Almost in Fiji

I must admit if I had had the time to think it through I would have been apprehensive heading into this 11 day passage between Bora Bora and Fiji . However it was so busy leaving Ireland I had to adopt my usual one day at a time approach . The day after we landed we headed out as a crew of three James Liam and I . I was given the easy watches 5 am to 9am and 5 pm to 9pm Sunrise and sunset (allowing plenty of time for early morning exercise) . I was determined not to be the"" weakest link "and am pleased to say Liam only had to sleep in the cockpit a couple of times including this am when we had a 35 knt squall and I was delighted to have him ! My impressions of South Pacific ? - very isolated.
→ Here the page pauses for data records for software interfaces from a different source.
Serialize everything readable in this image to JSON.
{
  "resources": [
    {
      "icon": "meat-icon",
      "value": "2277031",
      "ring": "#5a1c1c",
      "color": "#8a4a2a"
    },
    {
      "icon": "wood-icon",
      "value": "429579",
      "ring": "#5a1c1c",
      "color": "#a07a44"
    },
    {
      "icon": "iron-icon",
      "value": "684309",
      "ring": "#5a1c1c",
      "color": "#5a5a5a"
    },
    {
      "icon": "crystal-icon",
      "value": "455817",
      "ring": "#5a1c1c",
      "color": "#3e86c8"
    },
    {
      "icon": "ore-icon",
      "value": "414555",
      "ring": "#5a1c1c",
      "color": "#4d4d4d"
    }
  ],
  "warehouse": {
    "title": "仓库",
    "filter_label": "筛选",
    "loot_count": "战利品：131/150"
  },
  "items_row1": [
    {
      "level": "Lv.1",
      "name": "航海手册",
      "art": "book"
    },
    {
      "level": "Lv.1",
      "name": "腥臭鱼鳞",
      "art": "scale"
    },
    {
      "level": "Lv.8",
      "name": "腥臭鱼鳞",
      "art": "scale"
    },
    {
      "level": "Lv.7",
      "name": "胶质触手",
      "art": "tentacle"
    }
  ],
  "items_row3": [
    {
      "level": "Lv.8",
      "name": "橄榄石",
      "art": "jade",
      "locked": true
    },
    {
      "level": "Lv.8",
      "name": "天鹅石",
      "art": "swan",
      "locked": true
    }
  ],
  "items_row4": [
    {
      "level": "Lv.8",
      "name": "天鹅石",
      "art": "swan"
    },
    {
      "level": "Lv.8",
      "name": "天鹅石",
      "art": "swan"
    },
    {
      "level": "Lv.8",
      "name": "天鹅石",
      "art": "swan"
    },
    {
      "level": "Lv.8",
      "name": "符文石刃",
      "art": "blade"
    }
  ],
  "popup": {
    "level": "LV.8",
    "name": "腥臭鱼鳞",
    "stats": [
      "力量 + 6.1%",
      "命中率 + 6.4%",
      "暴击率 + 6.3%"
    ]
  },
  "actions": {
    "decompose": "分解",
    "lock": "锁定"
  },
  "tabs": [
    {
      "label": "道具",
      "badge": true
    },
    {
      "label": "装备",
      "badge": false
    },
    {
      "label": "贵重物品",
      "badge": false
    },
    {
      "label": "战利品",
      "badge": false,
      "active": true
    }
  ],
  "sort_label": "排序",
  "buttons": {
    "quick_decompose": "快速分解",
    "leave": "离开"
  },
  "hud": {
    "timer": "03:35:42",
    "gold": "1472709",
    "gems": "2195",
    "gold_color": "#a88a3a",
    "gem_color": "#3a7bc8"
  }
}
We have seen approximately 6 birds one pod of pygmy killer whales ( identified with John Finlay's book!) one cargo ship and one yacht in 10 days. It made the Atlantic seem like the N11. Housekeeping with three on board has been a breeze and consequently I have finished fou
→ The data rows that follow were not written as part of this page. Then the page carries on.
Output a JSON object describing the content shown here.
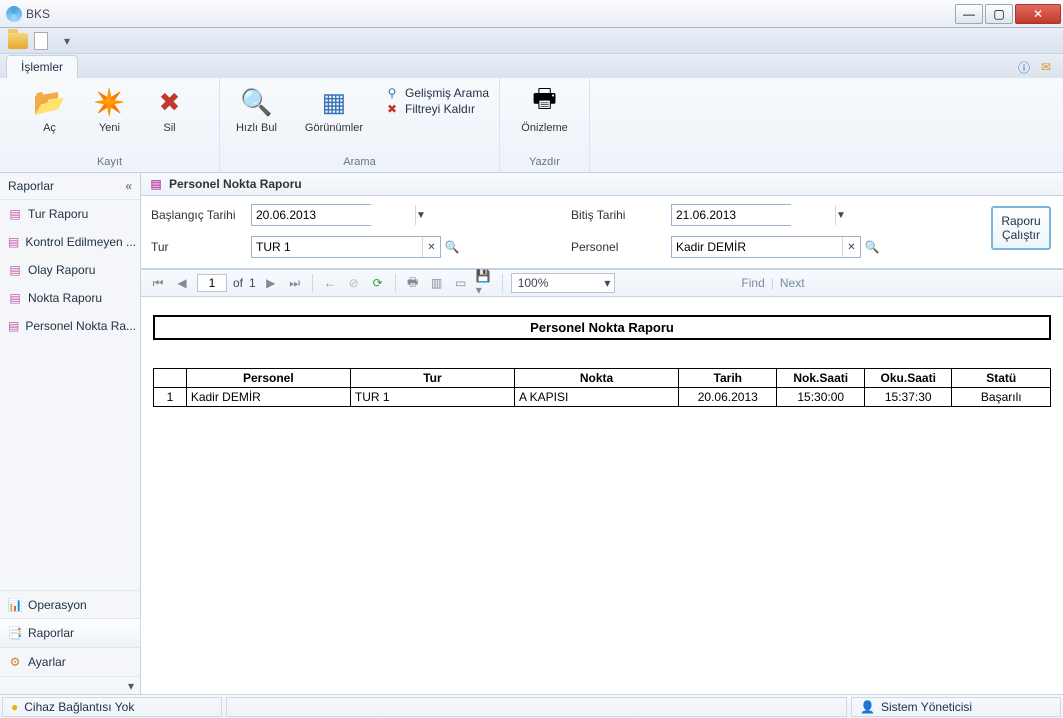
{
  "window": {
    "title": "BKS"
  },
  "tabs": {
    "active": "İşlemler"
  },
  "ribbon": {
    "groups": [
      {
        "label": "Kayıt",
        "buttons": [
          {
            "key": "open",
            "label": "Aç"
          },
          {
            "key": "new",
            "label": "Yeni"
          },
          {
            "key": "delete",
            "label": "Sil"
          }
        ]
      },
      {
        "label": "Arama",
        "buttons": [
          {
            "key": "quickfind",
            "label": "Hızlı Bul"
          },
          {
            "key": "views",
            "label": "Görünümler"
          }
        ],
        "small": [
          {
            "key": "advsearch",
            "label": "Gelişmiş Arama"
          },
          {
            "key": "clearfilter",
            "label": "Filtreyi Kaldır"
          }
        ]
      },
      {
        "label": "Yazdır",
        "buttons": [
          {
            "key": "preview",
            "label": "Önizleme"
          }
        ]
      }
    ]
  },
  "sidebar": {
    "title": "Raporlar",
    "items": [
      {
        "label": "Tur Raporu"
      },
      {
        "label": "Kontrol Edilmeyen ..."
      },
      {
        "label": "Olay Raporu"
      },
      {
        "label": "Nokta Raporu"
      },
      {
        "label": "Personel Nokta Ra..."
      }
    ],
    "sections": [
      {
        "label": "Operasyon"
      },
      {
        "label": "Raporlar"
      },
      {
        "label": "Ayarlar"
      }
    ]
  },
  "main": {
    "title": "Personel Nokta Raporu"
  },
  "filters": {
    "start_label": "Başlangıç Tarihi",
    "end_label": "Bitiş Tarihi",
    "tur_label": "Tur",
    "personel_label": "Personel",
    "start_value": "20.06.2013",
    "end_value": "21.06.2013",
    "tur_value": "TUR 1",
    "personel_value": "Kadir DEMİR",
    "run_label": "Raporu Çalıştır"
  },
  "report_toolbar": {
    "page": "1",
    "of_label": "of",
    "total_pages": "1",
    "zoom": "100%",
    "find_label": "Find",
    "next_label": "Next"
  },
  "report": {
    "title": "Personel Nokta Raporu",
    "columns": [
      "",
      "Personel",
      "Tur",
      "Nokta",
      "Tarih",
      "Nok.Saati",
      "Oku.Saati",
      "Statü"
    ],
    "rows": [
      {
        "idx": "1",
        "personel": "Kadir DEMİR",
        "tur": "TUR 1",
        "nokta": "A KAPISI",
        "tarih": "20.06.2013",
        "noksaati": "15:30:00",
        "okusaati": "15:37:30",
        "statu": "Başarılı"
      }
    ]
  },
  "statusbar": {
    "connection": "Cihaz Bağlantısı Yok",
    "user": "Sistem Yöneticisi"
  }
}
At Sea

This is our seventh day at sea - well over half way. Apart from the heat, the most striking thing about this passage has been the sheer solitude. We have seen only one ship and three birds in an entire week. The radio has never even crackled. Yesterday our depth sounder suddenly and consistently showed us with a depth of 7 meters for about half an hour when we should have had kilometres under our keel, so I guess we had company of a sort - something large swimming along underneath us for a while. I spent much of yesterday deciding and setting out how we would cross the Tongan ridge , which lies between us and our destination. The charts are different here, full of foreboding about volcanos exploding, , tsunami warning buoys and the like. They show sites where the ocean had sudden earth burps, throwing up pumice rock to the surface . No shipping to get in our way , just end-of-days natural disasters kind of stuff. We don't dwell on that of course, and get on with our daily
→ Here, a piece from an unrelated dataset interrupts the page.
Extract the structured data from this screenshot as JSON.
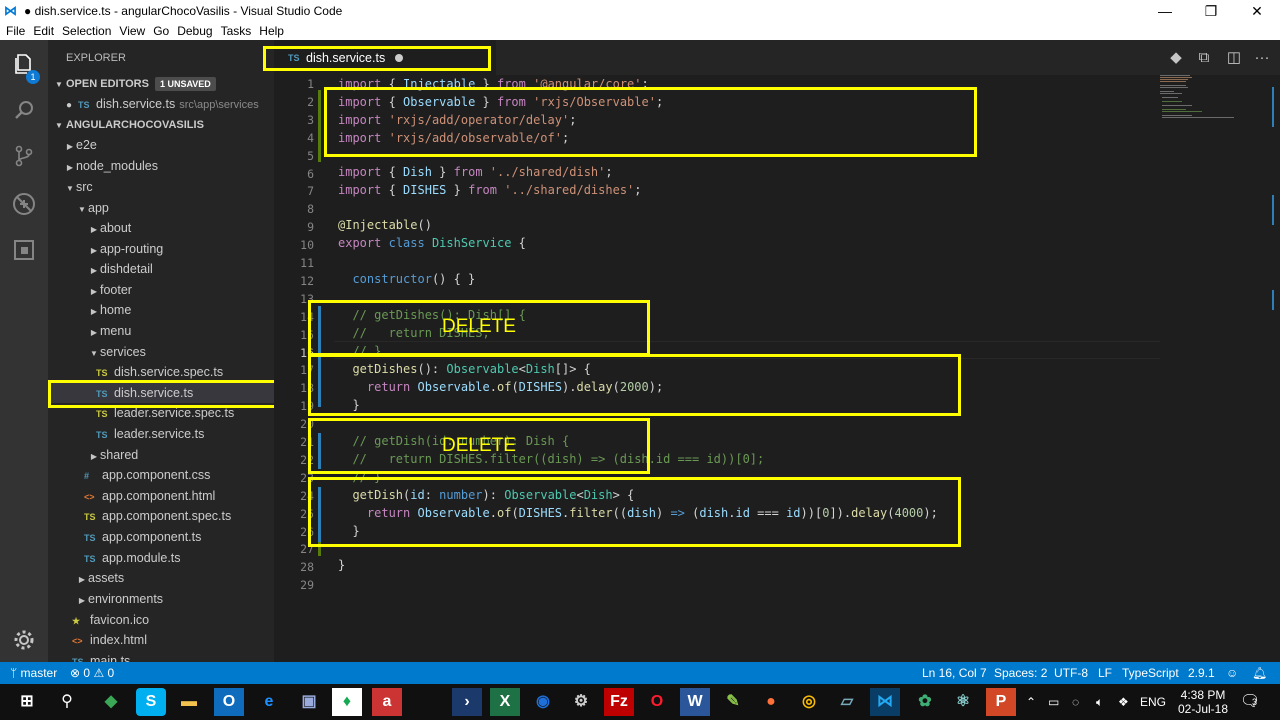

Day three of our ten / 11 day passage to Fiji from Bora Bora. And the heat just overwhelms everything. I don't remember ever being this hot or this thirsty - you need to drink litres and litres of water just not to pass out. My forearms arms leaving puddles on the nav desk I type. The. wind is really light - 8 - 10 knots behind us and I'm being mean with the generator and therefor any aircon until I know we have enough fuel to get us there . We need it for generation as well as propulsion. We've got the trade. wind sail up at the moment, and are slipping along at 5 - 6 knots. Not great, but every hour sailed is another hour cooling later on. In the meantime we all just sweat. And sweat. There are three of us on board - Ruth , James and myself. Conall was meant to do the passage, but given that we had to delay our departure to get the water maker up and running ( God Bless James ), I couldn't guarantee that we would get there I time for him to make a very importan

Boys on tour!

Eventually getting around to reporting in after a two week tour of duty on Bora Bora. The first week was with Liam, Kevin, Donal and James. You may have noticed the absence of any females from that list. The second was with Liz, and again skipper James.  That first week passed in a blur, and I can honestly say it was activity, rather than jet lag or alcohol induced. Well, kind of anyway. Liam had spent the previous ten days here checking out every anchorage, mooring, restaurant, dive centre, beach, coral garden that the islands of Bora Bora, Ta'haa and Raiatea have to offer. And so, the first day began with a routine trip to three snorkelling spots, initially on a Coral reef, then moving to a black tip shark dive , then a place with sting rays. For the three of us just off a 30 hour flight, it was pretty surreal. It got more surreal at dinner at Lucky House that evening where we were somewhat intrigued by the cailĂ­n/ buachaill who looked after us. Still a mystery, h